== Directions for this task ==
Go through the entries below and return every line that contains "Klassendiagramm".

-- Materials provided follows --

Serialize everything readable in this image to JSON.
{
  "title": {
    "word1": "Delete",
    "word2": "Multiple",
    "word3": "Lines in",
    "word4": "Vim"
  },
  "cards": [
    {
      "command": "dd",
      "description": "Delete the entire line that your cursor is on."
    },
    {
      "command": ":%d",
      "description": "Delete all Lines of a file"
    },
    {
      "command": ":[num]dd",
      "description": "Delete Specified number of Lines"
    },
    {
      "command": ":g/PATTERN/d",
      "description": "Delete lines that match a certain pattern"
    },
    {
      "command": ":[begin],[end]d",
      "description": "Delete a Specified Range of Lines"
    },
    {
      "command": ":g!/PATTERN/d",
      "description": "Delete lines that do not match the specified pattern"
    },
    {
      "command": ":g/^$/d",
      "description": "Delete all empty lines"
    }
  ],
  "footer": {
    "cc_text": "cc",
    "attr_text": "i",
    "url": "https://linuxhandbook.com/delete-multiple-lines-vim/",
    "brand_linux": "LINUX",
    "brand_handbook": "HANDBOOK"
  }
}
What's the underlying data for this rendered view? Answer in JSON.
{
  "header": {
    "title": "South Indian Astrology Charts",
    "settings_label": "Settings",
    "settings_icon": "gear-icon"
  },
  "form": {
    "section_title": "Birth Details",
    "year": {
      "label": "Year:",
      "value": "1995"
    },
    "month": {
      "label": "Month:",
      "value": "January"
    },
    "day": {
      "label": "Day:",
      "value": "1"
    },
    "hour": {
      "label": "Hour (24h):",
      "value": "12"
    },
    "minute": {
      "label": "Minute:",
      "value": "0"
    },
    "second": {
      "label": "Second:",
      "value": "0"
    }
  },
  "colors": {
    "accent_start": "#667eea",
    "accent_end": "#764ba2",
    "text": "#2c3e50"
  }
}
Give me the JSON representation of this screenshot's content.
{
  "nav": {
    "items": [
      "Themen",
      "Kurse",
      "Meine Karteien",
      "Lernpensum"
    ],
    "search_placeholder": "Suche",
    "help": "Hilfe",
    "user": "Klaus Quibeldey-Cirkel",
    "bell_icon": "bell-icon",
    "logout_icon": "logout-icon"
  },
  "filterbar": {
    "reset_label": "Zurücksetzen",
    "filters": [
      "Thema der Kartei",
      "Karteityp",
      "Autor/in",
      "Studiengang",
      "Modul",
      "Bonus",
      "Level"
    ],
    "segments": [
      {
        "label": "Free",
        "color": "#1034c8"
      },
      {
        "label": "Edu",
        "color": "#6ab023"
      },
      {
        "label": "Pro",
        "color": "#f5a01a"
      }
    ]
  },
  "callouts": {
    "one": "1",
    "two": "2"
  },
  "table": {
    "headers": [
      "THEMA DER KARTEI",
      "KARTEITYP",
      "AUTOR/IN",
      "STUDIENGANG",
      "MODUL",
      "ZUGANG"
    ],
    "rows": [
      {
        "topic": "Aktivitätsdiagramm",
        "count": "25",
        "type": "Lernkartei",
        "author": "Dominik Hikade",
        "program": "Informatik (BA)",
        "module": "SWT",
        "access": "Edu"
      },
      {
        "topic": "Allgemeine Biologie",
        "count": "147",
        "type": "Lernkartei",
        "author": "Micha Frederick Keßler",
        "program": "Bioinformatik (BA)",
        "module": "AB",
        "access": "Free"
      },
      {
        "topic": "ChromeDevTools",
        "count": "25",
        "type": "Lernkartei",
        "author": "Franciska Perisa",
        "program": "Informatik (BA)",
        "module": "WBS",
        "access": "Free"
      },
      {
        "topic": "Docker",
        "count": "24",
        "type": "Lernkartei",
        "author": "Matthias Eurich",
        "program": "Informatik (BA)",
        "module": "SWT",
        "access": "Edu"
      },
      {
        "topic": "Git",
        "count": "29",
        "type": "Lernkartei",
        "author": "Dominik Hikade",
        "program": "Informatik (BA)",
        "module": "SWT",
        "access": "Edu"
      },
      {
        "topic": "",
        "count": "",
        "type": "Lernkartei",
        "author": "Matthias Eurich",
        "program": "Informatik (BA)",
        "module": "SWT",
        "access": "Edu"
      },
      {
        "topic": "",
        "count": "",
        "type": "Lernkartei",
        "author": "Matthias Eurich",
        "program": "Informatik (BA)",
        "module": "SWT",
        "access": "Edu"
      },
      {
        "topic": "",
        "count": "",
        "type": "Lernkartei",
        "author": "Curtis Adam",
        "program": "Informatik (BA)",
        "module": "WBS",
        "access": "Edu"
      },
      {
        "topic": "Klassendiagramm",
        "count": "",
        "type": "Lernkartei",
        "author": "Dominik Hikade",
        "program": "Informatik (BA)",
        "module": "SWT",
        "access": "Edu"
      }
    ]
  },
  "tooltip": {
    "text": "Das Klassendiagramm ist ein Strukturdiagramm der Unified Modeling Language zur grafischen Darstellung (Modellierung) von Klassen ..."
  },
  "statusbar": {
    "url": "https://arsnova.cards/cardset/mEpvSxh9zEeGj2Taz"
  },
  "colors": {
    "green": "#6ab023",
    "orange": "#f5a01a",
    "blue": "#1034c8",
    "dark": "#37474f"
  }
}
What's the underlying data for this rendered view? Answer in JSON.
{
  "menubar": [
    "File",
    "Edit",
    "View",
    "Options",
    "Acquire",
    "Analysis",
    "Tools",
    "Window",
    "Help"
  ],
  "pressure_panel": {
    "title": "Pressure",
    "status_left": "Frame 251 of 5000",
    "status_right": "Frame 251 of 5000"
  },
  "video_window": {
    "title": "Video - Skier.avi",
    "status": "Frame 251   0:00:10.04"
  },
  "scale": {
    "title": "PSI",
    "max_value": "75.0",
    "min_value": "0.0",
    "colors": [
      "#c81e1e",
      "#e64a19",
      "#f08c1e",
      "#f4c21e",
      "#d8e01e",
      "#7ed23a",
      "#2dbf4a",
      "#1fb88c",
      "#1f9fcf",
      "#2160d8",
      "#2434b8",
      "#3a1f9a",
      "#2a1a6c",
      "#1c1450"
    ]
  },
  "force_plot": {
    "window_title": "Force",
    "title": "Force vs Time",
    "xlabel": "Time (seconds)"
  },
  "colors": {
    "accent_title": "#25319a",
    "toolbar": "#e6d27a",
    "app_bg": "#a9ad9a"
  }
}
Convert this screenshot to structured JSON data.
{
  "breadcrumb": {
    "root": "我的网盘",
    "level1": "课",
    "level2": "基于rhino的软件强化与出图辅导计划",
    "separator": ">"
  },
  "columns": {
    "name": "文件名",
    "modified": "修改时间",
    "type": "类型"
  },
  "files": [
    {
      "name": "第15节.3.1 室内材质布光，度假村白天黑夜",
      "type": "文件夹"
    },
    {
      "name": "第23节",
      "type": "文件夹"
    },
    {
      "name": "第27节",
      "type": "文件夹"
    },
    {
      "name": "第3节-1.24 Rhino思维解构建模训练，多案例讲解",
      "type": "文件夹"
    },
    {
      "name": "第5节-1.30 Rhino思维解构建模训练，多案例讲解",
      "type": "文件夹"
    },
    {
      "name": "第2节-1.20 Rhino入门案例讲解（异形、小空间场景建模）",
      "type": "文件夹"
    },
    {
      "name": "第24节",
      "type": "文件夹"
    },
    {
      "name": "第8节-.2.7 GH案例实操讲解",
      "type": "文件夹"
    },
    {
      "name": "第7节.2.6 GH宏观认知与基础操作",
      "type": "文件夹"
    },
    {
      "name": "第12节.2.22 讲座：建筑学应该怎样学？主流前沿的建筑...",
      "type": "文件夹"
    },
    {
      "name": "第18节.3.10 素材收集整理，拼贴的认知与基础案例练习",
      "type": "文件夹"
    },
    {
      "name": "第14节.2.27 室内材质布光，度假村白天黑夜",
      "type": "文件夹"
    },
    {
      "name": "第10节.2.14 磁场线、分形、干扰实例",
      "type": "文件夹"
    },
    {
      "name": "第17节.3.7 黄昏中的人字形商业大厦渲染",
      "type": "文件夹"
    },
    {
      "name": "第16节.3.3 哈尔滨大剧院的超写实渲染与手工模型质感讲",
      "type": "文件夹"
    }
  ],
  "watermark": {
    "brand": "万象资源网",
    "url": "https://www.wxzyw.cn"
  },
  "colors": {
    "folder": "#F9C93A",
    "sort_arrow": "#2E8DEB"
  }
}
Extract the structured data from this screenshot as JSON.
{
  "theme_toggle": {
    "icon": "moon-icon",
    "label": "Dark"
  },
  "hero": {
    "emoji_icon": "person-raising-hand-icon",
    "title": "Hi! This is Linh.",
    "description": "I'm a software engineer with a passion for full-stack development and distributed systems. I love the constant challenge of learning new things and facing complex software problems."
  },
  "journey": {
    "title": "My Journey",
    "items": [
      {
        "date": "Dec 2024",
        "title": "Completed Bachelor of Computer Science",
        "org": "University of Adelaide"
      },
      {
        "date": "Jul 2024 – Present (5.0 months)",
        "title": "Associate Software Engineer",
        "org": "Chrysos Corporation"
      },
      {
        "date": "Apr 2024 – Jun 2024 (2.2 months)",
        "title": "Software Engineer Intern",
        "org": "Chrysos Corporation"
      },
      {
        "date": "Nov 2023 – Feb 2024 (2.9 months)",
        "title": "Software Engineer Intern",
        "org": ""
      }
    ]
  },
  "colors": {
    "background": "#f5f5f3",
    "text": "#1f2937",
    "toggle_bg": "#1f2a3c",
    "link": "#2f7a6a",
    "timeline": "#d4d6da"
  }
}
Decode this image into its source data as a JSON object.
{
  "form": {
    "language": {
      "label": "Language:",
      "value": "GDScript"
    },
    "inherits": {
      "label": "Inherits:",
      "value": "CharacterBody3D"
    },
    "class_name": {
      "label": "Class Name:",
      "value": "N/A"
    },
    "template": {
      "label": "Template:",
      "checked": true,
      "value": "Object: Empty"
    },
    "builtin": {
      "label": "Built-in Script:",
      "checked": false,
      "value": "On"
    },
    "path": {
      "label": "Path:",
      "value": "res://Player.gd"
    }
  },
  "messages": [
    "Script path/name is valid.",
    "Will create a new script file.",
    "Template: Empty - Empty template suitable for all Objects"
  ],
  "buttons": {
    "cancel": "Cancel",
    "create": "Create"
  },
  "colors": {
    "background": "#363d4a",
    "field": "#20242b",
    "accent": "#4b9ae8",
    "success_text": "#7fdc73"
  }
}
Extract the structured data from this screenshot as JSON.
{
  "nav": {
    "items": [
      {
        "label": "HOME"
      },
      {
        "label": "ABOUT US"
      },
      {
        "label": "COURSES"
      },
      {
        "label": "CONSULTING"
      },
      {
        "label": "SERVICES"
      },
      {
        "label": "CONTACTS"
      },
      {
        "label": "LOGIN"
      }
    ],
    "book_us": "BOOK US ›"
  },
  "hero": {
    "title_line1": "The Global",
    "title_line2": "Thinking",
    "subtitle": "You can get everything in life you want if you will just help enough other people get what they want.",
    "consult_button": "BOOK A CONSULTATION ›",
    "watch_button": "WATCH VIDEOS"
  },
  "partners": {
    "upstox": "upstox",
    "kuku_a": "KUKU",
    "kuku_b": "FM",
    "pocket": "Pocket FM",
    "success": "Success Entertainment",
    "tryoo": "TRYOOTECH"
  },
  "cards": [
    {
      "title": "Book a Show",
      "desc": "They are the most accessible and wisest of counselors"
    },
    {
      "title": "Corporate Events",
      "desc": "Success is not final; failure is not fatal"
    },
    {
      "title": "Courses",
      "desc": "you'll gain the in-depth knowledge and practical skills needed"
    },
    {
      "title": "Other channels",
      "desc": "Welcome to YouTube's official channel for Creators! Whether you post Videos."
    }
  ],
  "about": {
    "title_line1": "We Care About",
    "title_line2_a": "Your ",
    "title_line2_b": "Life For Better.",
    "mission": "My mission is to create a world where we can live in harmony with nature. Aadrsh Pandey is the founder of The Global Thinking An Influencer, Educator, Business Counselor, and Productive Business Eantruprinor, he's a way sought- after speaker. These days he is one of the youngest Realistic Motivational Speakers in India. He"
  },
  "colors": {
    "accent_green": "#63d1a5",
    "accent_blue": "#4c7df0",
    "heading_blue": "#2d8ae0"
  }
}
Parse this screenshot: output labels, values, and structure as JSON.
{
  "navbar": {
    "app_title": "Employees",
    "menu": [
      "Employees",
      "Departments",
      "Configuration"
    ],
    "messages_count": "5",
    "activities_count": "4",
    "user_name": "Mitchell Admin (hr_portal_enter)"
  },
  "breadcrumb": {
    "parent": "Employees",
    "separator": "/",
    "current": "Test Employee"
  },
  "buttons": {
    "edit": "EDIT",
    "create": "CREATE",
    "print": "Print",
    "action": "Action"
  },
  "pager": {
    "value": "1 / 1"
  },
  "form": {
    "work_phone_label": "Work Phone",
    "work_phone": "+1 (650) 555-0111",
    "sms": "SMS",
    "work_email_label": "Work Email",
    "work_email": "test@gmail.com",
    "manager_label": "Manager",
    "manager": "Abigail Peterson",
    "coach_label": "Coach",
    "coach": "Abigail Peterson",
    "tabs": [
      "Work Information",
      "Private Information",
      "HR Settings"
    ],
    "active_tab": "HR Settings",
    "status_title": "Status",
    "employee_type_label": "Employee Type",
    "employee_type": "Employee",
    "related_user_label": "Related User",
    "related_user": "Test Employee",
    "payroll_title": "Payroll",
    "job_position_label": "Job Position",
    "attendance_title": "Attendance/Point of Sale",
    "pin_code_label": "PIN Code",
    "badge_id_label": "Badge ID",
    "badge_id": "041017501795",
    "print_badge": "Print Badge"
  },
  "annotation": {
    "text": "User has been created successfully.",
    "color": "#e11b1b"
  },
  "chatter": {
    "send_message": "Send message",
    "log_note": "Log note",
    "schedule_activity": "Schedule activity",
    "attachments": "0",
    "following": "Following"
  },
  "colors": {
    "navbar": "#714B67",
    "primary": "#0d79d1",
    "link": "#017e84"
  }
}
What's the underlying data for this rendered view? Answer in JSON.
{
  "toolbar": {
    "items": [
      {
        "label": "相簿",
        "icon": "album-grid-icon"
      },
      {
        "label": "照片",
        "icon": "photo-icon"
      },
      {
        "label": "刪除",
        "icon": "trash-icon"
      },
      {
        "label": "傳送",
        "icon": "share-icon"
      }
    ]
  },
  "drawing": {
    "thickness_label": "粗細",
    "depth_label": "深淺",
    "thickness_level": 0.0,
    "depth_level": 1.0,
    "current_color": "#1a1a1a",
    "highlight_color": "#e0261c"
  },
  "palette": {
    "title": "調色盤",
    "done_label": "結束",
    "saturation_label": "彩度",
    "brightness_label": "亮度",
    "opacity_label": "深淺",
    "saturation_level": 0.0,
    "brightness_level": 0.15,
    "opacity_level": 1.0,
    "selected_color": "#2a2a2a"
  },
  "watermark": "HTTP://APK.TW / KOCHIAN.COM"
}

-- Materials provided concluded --

== Written reply ==
        "topic": "Klassendiagramm",
    "text": "Das Klassendiagramm ist ein Strukturdiagramm der Unified Modeling Language zur grafischen Darstellung (Modellierung) von Klassen ..."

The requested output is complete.